● **WORKING DATA**:
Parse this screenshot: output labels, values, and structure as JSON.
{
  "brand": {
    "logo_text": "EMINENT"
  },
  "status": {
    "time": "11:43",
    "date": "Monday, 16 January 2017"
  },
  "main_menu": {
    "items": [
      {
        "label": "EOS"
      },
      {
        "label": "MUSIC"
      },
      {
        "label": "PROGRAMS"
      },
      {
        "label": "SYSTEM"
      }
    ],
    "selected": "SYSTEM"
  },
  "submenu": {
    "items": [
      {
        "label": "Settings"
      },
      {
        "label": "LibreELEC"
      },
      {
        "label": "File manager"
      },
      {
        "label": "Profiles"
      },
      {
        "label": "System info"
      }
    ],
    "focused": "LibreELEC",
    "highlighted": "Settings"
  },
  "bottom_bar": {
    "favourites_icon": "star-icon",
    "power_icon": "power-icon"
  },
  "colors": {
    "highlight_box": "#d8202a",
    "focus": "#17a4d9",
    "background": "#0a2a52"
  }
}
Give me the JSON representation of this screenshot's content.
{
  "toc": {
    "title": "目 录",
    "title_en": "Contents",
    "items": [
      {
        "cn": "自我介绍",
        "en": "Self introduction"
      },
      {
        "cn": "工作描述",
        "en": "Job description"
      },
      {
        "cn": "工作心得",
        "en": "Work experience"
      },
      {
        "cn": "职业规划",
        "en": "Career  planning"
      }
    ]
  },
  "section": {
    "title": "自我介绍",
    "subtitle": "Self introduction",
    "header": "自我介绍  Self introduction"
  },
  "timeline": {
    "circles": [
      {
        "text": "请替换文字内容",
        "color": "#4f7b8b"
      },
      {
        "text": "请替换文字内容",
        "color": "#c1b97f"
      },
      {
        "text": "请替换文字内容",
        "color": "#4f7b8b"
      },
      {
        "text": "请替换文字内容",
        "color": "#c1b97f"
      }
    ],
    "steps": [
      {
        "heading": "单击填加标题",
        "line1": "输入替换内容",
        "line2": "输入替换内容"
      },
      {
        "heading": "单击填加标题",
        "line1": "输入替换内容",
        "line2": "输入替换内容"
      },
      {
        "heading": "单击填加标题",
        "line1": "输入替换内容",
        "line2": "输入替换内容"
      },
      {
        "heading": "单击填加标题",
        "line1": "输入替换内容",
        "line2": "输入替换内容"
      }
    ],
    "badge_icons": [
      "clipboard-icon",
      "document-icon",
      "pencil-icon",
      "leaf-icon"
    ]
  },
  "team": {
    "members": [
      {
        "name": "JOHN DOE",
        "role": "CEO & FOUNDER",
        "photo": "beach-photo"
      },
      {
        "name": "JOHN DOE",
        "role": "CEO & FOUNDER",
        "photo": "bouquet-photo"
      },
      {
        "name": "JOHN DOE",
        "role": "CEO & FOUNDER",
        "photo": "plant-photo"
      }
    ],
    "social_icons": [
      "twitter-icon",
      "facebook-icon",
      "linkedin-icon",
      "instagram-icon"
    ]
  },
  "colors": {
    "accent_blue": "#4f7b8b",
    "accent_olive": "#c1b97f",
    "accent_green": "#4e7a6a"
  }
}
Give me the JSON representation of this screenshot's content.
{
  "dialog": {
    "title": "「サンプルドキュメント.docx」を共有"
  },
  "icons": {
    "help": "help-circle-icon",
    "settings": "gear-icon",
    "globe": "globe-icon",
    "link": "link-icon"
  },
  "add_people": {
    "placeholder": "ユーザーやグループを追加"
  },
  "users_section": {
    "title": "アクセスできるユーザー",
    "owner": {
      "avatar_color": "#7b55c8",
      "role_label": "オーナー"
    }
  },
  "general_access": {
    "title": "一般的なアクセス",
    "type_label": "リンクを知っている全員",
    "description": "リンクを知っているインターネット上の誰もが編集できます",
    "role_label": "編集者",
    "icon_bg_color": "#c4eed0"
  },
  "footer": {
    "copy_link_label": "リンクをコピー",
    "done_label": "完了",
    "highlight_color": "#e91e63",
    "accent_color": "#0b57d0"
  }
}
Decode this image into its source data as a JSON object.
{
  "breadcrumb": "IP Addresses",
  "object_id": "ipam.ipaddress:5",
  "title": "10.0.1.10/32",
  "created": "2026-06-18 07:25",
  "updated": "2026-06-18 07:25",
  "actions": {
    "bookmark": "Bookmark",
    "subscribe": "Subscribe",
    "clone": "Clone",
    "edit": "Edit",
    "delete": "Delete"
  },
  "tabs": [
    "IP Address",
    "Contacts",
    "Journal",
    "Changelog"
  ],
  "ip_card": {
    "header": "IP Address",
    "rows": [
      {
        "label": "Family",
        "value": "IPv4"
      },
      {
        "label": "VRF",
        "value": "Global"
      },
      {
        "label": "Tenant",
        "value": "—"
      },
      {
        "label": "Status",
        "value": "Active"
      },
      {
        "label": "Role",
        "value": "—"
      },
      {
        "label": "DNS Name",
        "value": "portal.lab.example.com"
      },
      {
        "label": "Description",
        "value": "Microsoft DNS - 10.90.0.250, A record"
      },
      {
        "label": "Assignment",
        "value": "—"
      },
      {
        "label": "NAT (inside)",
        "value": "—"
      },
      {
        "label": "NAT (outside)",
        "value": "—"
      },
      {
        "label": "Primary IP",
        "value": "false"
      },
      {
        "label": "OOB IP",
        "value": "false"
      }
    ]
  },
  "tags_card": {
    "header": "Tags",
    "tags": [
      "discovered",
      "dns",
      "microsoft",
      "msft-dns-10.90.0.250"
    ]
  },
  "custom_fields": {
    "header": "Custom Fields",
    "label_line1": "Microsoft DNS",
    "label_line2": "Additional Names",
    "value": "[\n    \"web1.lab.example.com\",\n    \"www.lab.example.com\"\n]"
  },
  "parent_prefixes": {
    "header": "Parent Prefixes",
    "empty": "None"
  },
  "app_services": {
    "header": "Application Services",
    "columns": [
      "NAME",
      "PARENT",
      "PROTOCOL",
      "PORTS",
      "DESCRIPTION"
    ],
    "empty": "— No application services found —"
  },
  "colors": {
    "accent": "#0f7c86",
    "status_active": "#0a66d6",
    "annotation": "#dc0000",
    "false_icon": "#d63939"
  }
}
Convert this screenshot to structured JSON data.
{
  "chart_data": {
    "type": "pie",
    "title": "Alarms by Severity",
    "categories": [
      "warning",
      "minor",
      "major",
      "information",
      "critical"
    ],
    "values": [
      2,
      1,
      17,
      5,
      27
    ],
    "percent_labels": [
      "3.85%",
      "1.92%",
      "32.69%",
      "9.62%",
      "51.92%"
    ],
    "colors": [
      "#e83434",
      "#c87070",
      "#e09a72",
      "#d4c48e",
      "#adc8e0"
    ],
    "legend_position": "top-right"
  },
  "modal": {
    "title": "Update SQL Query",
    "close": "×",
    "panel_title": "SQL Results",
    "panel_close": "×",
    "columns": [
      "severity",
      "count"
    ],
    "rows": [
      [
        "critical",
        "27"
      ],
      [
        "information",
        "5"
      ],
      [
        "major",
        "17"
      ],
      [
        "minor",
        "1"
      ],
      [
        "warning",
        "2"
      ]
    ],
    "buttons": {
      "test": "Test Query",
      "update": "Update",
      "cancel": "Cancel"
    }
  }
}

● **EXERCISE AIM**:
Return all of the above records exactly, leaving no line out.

● **TASK SOLUTION**:
Parse this screenshot: output labels, values, and structure as JSON.
{
  "brand": {
    "logo_text": "EMINENT"
  },
  "status": {
    "time": "11:43",
    "date": "Monday, 16 January 2017"
  },
  "main_menu": {
    "items": [
      {
        "label": "EOS"
      },
      {
        "label": "MUSIC"
      },
      {
        "label": "PROGRAMS"
      },
      {
        "label": "SYSTEM"
      }
    ],
    "selected": "SYSTEM"
  },
  "submenu": {
    "items": [
      {
        "label": "Settings"
      },
      {
        "label": "LibreELEC"
      },
      {
        "label": "File manager"
      },
      {
        "label": "Profiles"
      },
      {
        "label": "System info"
      }
    ],
    "focused": "LibreELEC",
    "highlighted": "Settings"
  },
  "bottom_bar": {
    "favourites_icon": "star-icon",
    "power_icon": "power-icon"
  },
  "colors": {
    "highlight_box": "#d8202a",
    "focus": "#17a4d9",
    "background": "#0a2a52"
  }
}
Give me the JSON representation of this screenshot's content.
{
  "toc": {
    "title": "目 录",
    "title_en": "Contents",
    "items": [
      {
        "cn": "自我介绍",
        "en": "Self introduction"
      },
      {
        "cn": "工作描述",
        "en": "Job description"
      },
      {
        "cn": "工作心得",
        "en": "Work experience"
      },
      {
        "cn": "职业规划",
        "en": "Career  planning"
      }
    ]
  },
  "section": {
    "title": "自我介绍",
    "subtitle": "Self introduction",
    "header": "自我介绍  Self introduction"
  },
  "timeline": {
    "circles": [
      {
        "text": "请替换文字内容",
        "color": "#4f7b8b"
      },
      {
        "text": "请替换文字内容",
        "color": "#c1b97f"
      },
      {
        "text": "请替换文字内容",
        "color": "#4f7b8b"
      },
      {
        "text": "请替换文字内容",
        "color": "#c1b97f"
      }
    ],
    "steps": [
      {
        "heading": "单击填加标题",
        "line1": "输入替换内容",
        "line2": "输入替换内容"
      },
      {
        "heading": "单击填加标题",
        "line1": "输入替换内容",
        "line2": "输入替换内容"
      },
      {
        "heading": "单击填加标题",
        "line1": "输入替换内容",
        "line2": "输入替换内容"
      },
      {
        "heading": "单击填加标题",
        "line1": "输入替换内容",
        "line2": "输入替换内容"
      }
    ],
    "badge_icons": [
      "clipboard-icon",
      "document-icon",
      "pencil-icon",
      "leaf-icon"
    ]
  },
  "team": {
    "members": [
      {
        "name": "JOHN DOE",
        "role": "CEO & FOUNDER",
        "photo": "beach-photo"
      },
      {
        "name": "JOHN DOE",
        "role": "CEO & FOUNDER",
        "photo": "bouquet-photo"
      },
      {
        "name": "JOHN DOE",
        "role": "CEO & FOUNDER",
        "photo": "plant-photo"
      }
    ],
    "social_icons": [
      "twitter-icon",
      "facebook-icon",
      "linkedin-icon",
      "instagram-icon"
    ]
  },
  "colors": {
    "accent_blue": "#4f7b8b",
    "accent_olive": "#c1b97f",
    "accent_green": "#4e7a6a"
  }
}
Give me the JSON representation of this screenshot's content.
{
  "dialog": {
    "title": "「サンプルドキュメント.docx」を共有"
  },
  "icons": {
    "help": "help-circle-icon",
    "settings": "gear-icon",
    "globe": "globe-icon",
    "link": "link-icon"
  },
  "add_people": {
    "placeholder": "ユーザーやグループを追加"
  },
  "users_section": {
    "title": "アクセスできるユーザー",
    "owner": {
      "avatar_color": "#7b55c8",
      "role_label": "オーナー"
    }
  },
  "general_access": {
    "title": "一般的なアクセス",
    "type_label": "リンクを知っている全員",
    "description": "リンクを知っているインターネット上の誰もが編集できます",
    "role_label": "編集者",
    "icon_bg_color": "#c4eed0"
  },
  "footer": {
    "copy_link_label": "リンクをコピー",
    "done_label": "完了",
    "highlight_color": "#e91e63",
    "accent_color": "#0b57d0"
  }
}
Decode this image into its source data as a JSON object.
{
  "breadcrumb": "IP Addresses",
  "object_id": "ipam.ipaddress:5",
  "title": "10.0.1.10/32",
  "created": "2026-06-18 07:25",
  "updated": "2026-06-18 07:25",
  "actions": {
    "bookmark": "Bookmark",
    "subscribe": "Subscribe",
    "clone": "Clone",
    "edit": "Edit",
    "delete": "Delete"
  },
  "tabs": [
    "IP Address",
    "Contacts",
    "Journal",
    "Changelog"
  ],
  "ip_card": {
    "header": "IP Address",
    "rows": [
      {
        "label": "Family",
        "value": "IPv4"
      },
      {
        "label": "VRF",
        "value": "Global"
      },
      {
        "label": "Tenant",
        "value": "—"
      },
      {
        "label": "Status",
        "value": "Active"
      },
      {
        "label": "Role",
        "value": "—"
      },
      {
        "label": "DNS Name",
        "value": "portal.lab.example.com"
      },
      {
        "label": "Description",
        "value": "Microsoft DNS - 10.90.0.250, A record"
      },
      {
        "label": "Assignment",
        "value": "—"
      },
      {
        "label": "NAT (inside)",
        "value": "—"
      },
      {
        "label": "NAT (outside)",
        "value": "—"
      },
      {
        "label": "Primary IP",
        "value": "false"
      },
      {
        "label": "OOB IP",
        "value": "false"
      }
    ]
  },
  "tags_card": {
    "header": "Tags",
    "tags": [
      "discovered",
      "dns",
      "microsoft",
      "msft-dns-10.90.0.250"
    ]
  },
  "custom_fields": {
    "header": "Custom Fields",
    "label_line1": "Microsoft DNS",
    "label_line2": "Additional Names",
    "value": "[\n    \"web1.lab.example.com\",\n    \"www.lab.example.com\"\n]"
  },
  "parent_prefixes": {
    "header": "Parent Prefixes",
    "empty": "None"
  },
  "app_services": {
    "header": "Application Services",
    "columns": [
      "NAME",
      "PARENT",
      "PROTOCOL",
      "PORTS",
      "DESCRIPTION"
    ],
    "empty": "— No application services found —"
  },
  "colors": {
    "accent": "#0f7c86",
    "status_active": "#0a66d6",
    "annotation": "#dc0000",
    "false_icon": "#d63939"
  }
}
Convert this screenshot to structured JSON data.
{
  "chart_data": {
    "type": "pie",
    "title": "Alarms by Severity",
    "categories": [
      "warning",
      "minor",
      "major",
      "information",
      "critical"
    ],
    "values": [
      2,
      1,
      17,
      5,
      27
    ],
    "percent_labels": [
      "3.85%",
      "1.92%",
      "32.69%",
      "9.62%",
      "51.92%"
    ],
    "colors": [
      "#e83434",
      "#c87070",
      "#e09a72",
      "#d4c48e",
      "#adc8e0"
    ],
    "legend_position": "top-right"
  },
  "modal": {
    "title": "Update SQL Query",
    "close": "×",
    "panel_title": "SQL Results",
    "panel_close": "×",
    "columns": [
      "severity",
      "count"
    ],
    "rows": [
      [
        "critical",
        "27"
      ],
      [
        "information",
        "5"
      ],
      [
        "major",
        "17"
      ],
      [
        "minor",
        "1"
      ],
      [
        "warning",
        "2"
      ]
    ],
    "buttons": {
      "test": "Test Query",
      "update": "Update",
      "cancel": "Cancel"
    }
  }
}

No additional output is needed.